Releases statement following meeting with Judge Amy Coney Barrett
WASHINGTON, D.C. – U.S. Sen. Ted Cruz (R-Texas), member of the Senate Judiciary Committee, today released the following statement after his meeting with Supreme Court Nominee Judge Amy Coney Barrett:
“It was a terrific pleasure to have the chance to sit down and visit with Judge Barrett. She has impeccable credentials – she graduated number one in her class at Notre Dame Law School, she clerked for the great Justice Antonin Scalia [and] she’s been a law professor at Notre Dame for 20 years. She’s one of the most respected federal appellate judges in the country, and somehow she manages to do all that while being a mom to seven kids, which I have to admit I don’t know how to do the latter, much less everything else that Judge Barrett manages to do at the same time.

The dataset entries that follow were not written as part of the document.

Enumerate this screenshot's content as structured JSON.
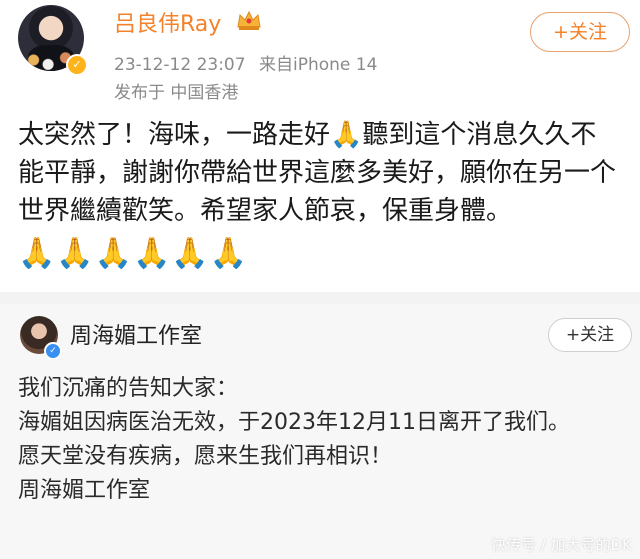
{
  "post_main": {
    "author": "吕良伟Ray",
    "timestamp": "23-12-12 23:07",
    "source": "来自iPhone 14",
    "location": "发布于 中国香港",
    "follow_label": "+关注",
    "body": "太突然了！海味，一路走好🙏聽到這个消息久久不能平靜，謝謝你帶給世界這麼多美好，願你在另一个世界繼續歡笑。希望家人節哀，保重身體。",
    "prayers": "🙏🙏🙏🙏🙏🙏"
  },
  "post_quoted": {
    "author": "周海媚工作室",
    "follow_label": "+关注",
    "lines": [
      "我们沉痛的告知大家：",
      "海媚姐因病医治无效，于2023年12月11日离开了我们。",
      "愿天堂没有疾病，愿来生我们再相识！",
      "周海媚工作室"
    ]
  },
  "watermark": "快传号 / 加大号的DK",
  "colors": {
    "accent": "#f4822b",
    "meta": "#8a8a8a",
    "quoted_bg": "#f7f7f7"
  },
  "icons": [
    "avatar-verified-badge",
    "crown-icon",
    "plus-icon",
    "pray-emoji"
  ]
}
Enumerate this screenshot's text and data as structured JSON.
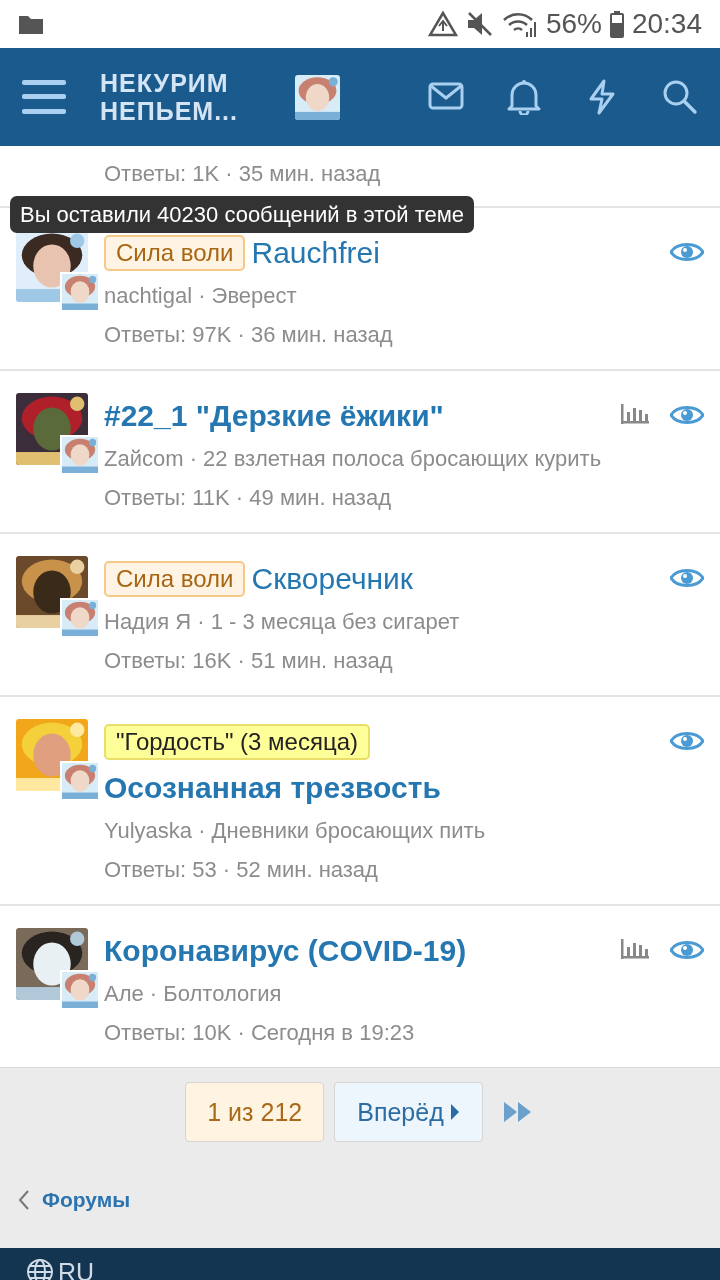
{
  "status_bar": {
    "battery": "56%",
    "time": "20:34"
  },
  "header": {
    "logo_lines": [
      "НЕКУРИМ",
      "НЕПЬЕМ..."
    ]
  },
  "partial_thread": {
    "stats": "Ответы: 1K · 35 мин. назад"
  },
  "tooltip": "Вы оставили 40230 сообщений в этой теме",
  "threads": [
    {
      "prefix": {
        "label": "Сила воли",
        "kind": "orange"
      },
      "title": "Rauchfrei",
      "byline": "nachtigal · Эверест",
      "stats": "Ответы: 97K · 36 мин. назад",
      "poll": false,
      "watched": true
    },
    {
      "title": "#22_1 \"Дерзкие ёжики\"",
      "byline": "Zaйcom · 22 взлетная полоса бросающих курить",
      "stats": "Ответы: 11K · 49 мин. назад",
      "poll": true,
      "watched": true
    },
    {
      "prefix": {
        "label": "Сила воли",
        "kind": "orange"
      },
      "title": "Скворечник",
      "byline": "Надия Я · 1 - 3 месяца без сигарет",
      "stats": "Ответы: 16K · 51 мин. назад",
      "poll": false,
      "watched": true
    },
    {
      "prefix": {
        "label": "\"Гордость\" (3 месяца)",
        "kind": "yellow"
      },
      "title": "Осознанная трезвость",
      "byline": "Yulyaska · Дневники бросающих пить",
      "stats": "Ответы: 53 · 52 мин. назад",
      "poll": false,
      "watched": true
    },
    {
      "title": "Коронавирус (COVID-19)",
      "byline": "Але · Болтология",
      "stats": "Ответы: 10K · Сегодня в 19:23",
      "poll": true,
      "watched": true
    }
  ],
  "pagination": {
    "current": "1 из 212",
    "next": "Вперёд"
  },
  "breadcrumb": "Форумы",
  "footer": {
    "language": "RU"
  }
}
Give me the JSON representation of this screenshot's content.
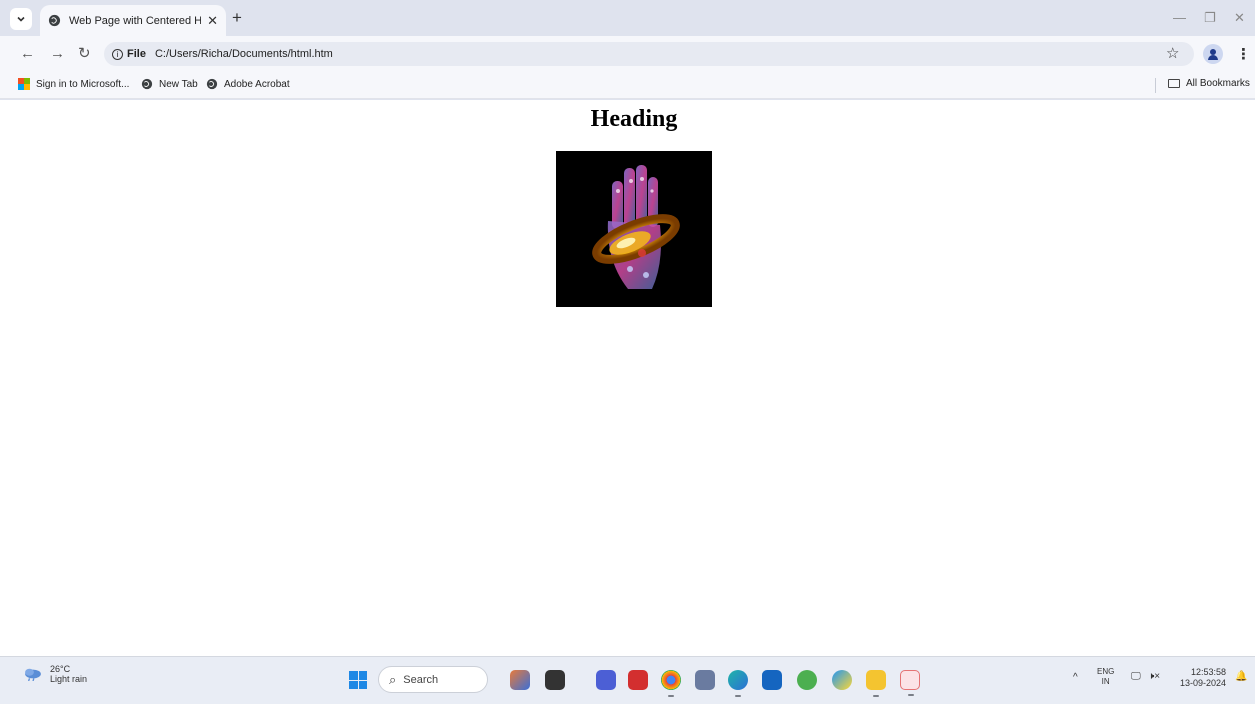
{
  "browser": {
    "tab_title": "Web Page with Centered Head",
    "tab_close": "✕",
    "new_tab": "+",
    "address_scheme": "File",
    "address_url": "C:/Users/Richa/Documents/html.htm",
    "bookmarks": [
      {
        "label": "Sign in to Microsoft..."
      },
      {
        "label": "New Tab"
      },
      {
        "label": "Adobe Acrobat"
      }
    ],
    "all_bookmarks": "All Bookmarks"
  },
  "page": {
    "heading": "Heading"
  },
  "taskbar": {
    "weather_temp": "26°C",
    "weather_desc": "Light rain",
    "search_label": "Search",
    "lang_top": "ENG",
    "lang_bottom": "IN",
    "time": "12:53:58",
    "date": "13-09-2024"
  },
  "colors": {
    "accent_blue": "#1e88e5",
    "chrome_bg": "#dfe3ee"
  }
}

“I think the president’s decision to nominate Judge Barrett may well have been the most important decision of his presidency. In making this nomination, the president was fulfilling the promise he made to the American people. Likewise, I expect that the Senate will confirm Judge Barrett and do so by the end of [next] month. And when the Senate does so, we will be honoring the promise we made to the American people – to confirm principled constitutionalist to the Supreme Court.
“The next few weeks promise to be a circus. Unfortunately, I expect my Democratic colleagues to do everything they can to attack Judge Barrett. We’ve already seen the beginning of this with the attacks on her family. The attacks have been despicable, and I very much hope we don’t see Democrats recreate the personal smears that marred the Kavanaugh confirmation hearing. Regardless, the Senate’s going to do our job and honor our promise to defend the Constitution.”
When asked if Judge Barrett should recuse herself from any election cases that should arise after her confirmation, Sen. Cruz said:
“Of course not. The entire reason the Senate should act and should act promptly to confirm a ninth justice is so that the Supreme Court can resolve any cases that arise in the wake of the election. This election is a close, contested election. […] If we see multiple cases challenging the election, if the court were to have only eight justices, it could divide 4-4, and under the Constitution a 4-4 court can’t decide anything. We could face conflicting court of appeals judgements simultaneously with no Supreme Court able to resolve that. That would be an untenable situation, it would create a constitutional crisis, and part of the reason the Senate needs to act and act swiftly is so that we have nine justices that can resolve any issue.”